Items listed in a dataset -

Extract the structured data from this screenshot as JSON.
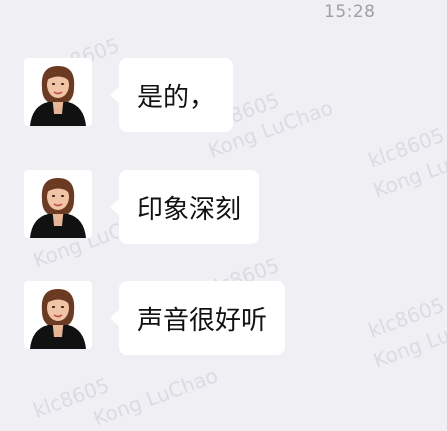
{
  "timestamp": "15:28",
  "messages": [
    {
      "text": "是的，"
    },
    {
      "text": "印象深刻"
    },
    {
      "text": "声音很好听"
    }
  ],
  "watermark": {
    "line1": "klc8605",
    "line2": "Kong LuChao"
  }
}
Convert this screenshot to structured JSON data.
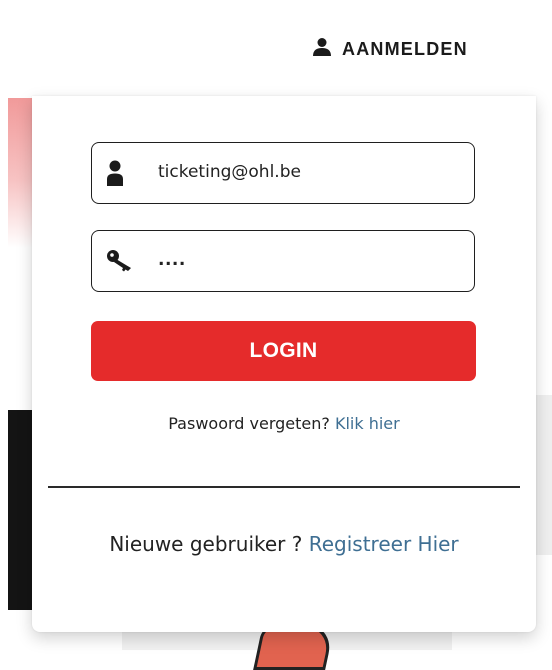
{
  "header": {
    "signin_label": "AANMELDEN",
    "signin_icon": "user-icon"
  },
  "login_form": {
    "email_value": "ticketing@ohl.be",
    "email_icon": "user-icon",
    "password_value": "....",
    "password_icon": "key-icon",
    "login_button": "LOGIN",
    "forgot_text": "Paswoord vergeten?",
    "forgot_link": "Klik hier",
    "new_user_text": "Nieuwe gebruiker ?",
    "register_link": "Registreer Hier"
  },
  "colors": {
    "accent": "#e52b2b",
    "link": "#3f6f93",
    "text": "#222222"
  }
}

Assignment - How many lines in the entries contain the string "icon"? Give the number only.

Reply - 3